◆ WHAT TO DO: Copy each line of the material beneath that holds the word "JSON".

◆ RECORDS SHOWN:

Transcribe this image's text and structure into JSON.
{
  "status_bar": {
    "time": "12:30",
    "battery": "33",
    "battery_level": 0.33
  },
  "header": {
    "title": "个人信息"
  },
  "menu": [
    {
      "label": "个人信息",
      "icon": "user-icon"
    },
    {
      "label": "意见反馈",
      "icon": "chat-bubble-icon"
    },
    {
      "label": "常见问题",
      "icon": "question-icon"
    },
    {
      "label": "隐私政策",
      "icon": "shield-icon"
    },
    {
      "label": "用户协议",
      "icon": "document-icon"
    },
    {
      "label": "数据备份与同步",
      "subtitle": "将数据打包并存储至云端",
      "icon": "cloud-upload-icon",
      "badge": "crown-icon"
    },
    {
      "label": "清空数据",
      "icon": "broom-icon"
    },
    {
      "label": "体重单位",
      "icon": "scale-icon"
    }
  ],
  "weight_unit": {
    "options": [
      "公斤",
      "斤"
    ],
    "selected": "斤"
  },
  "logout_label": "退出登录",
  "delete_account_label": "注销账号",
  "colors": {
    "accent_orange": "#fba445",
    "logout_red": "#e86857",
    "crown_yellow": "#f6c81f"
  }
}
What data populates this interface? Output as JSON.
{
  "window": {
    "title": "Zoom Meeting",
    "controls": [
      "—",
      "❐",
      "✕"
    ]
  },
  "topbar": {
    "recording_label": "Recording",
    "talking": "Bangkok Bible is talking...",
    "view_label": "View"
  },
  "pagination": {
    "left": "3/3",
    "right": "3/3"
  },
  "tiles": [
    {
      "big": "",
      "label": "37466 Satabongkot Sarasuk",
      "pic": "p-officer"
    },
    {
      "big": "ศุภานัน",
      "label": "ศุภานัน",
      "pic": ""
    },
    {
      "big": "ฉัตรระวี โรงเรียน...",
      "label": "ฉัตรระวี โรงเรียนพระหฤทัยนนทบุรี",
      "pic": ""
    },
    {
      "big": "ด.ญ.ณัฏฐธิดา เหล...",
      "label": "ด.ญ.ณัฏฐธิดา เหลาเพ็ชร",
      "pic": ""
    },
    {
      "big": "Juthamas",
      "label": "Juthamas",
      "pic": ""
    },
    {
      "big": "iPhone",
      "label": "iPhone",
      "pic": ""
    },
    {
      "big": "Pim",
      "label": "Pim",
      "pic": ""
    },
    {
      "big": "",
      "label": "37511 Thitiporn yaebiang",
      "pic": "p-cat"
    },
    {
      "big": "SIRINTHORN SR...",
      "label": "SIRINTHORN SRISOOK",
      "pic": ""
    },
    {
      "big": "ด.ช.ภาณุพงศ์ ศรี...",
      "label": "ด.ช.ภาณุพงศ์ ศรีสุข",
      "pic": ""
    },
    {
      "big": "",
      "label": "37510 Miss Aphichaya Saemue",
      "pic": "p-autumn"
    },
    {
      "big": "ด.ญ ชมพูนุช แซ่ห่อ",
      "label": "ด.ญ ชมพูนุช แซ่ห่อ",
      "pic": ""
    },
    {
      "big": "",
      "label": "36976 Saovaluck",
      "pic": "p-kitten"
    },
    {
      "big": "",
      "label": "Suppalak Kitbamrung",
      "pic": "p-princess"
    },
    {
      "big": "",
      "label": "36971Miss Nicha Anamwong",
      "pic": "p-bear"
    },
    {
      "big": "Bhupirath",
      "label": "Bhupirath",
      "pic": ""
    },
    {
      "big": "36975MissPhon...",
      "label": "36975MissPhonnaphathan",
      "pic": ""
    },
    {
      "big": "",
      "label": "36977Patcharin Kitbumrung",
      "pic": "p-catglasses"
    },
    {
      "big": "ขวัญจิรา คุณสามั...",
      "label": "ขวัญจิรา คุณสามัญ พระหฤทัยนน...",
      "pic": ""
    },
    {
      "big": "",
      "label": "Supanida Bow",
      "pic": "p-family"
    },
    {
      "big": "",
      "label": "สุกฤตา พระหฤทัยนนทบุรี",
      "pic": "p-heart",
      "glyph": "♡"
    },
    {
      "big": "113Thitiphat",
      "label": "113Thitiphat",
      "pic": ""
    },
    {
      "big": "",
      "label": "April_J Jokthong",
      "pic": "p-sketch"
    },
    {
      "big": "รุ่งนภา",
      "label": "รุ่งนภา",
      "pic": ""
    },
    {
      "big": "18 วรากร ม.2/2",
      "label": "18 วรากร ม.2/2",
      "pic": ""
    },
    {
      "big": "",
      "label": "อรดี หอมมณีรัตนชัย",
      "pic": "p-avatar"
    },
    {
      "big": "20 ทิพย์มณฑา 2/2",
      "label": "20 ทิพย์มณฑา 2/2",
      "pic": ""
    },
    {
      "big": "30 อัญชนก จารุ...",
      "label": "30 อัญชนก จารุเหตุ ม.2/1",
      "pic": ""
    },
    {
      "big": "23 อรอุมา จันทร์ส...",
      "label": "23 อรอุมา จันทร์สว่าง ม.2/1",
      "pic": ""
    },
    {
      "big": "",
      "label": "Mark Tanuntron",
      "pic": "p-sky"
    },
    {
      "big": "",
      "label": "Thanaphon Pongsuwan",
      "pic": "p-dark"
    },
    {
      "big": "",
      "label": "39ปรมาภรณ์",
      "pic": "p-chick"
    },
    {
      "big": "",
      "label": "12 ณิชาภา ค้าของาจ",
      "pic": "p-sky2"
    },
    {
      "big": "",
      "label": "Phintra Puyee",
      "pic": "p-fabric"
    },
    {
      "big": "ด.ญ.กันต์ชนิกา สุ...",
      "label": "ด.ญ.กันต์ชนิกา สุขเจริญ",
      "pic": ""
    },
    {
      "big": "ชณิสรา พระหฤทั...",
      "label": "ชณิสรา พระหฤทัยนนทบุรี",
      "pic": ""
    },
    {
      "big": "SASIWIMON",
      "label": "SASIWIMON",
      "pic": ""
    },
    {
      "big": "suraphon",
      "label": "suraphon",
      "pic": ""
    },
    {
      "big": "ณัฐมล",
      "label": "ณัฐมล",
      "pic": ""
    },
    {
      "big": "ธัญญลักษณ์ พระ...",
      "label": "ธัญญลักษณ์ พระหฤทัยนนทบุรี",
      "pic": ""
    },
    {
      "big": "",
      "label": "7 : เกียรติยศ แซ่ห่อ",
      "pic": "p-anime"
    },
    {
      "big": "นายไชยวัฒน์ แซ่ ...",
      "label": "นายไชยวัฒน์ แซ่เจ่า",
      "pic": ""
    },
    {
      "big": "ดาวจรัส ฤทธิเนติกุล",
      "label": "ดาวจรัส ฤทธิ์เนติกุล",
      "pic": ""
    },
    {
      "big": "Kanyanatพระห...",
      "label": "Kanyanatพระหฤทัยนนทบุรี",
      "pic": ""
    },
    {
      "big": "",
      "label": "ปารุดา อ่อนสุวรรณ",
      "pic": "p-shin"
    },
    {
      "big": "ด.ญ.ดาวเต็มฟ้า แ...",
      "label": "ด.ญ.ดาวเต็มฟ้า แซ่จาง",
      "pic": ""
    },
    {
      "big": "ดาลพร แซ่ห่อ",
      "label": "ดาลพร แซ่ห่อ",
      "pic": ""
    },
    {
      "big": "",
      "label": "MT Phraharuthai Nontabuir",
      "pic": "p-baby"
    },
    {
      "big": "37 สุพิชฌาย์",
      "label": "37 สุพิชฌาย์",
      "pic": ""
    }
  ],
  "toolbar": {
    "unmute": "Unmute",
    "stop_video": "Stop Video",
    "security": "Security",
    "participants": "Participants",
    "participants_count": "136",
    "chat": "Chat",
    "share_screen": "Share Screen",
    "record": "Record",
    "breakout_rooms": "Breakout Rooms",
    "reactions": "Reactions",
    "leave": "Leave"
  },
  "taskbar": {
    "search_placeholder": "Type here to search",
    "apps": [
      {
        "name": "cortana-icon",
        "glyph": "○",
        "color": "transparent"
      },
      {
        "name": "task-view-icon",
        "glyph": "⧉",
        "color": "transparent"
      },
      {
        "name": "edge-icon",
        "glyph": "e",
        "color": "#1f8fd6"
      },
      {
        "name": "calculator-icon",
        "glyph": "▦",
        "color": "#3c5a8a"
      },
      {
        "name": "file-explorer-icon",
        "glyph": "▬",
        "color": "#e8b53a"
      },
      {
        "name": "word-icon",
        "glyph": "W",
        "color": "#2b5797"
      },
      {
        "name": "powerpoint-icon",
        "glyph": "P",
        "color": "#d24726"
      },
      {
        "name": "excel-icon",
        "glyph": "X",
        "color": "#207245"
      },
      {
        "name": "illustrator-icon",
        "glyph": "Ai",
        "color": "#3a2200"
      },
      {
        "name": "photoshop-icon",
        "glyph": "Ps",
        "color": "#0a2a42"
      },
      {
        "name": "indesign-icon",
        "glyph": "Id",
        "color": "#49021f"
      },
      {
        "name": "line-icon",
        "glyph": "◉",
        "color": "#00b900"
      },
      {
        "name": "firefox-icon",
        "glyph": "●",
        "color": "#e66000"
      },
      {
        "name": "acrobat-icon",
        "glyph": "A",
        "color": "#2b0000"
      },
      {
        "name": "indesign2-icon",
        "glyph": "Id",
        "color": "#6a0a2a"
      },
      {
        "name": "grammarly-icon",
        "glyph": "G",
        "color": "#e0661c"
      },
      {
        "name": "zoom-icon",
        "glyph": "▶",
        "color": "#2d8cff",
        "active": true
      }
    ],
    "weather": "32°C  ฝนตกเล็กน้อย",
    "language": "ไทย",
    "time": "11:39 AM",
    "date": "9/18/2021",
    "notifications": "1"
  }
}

◆ EXERCISE RESPONSE:
Transcribe this image's text and structure into JSON.
What data populates this interface? Output as JSON.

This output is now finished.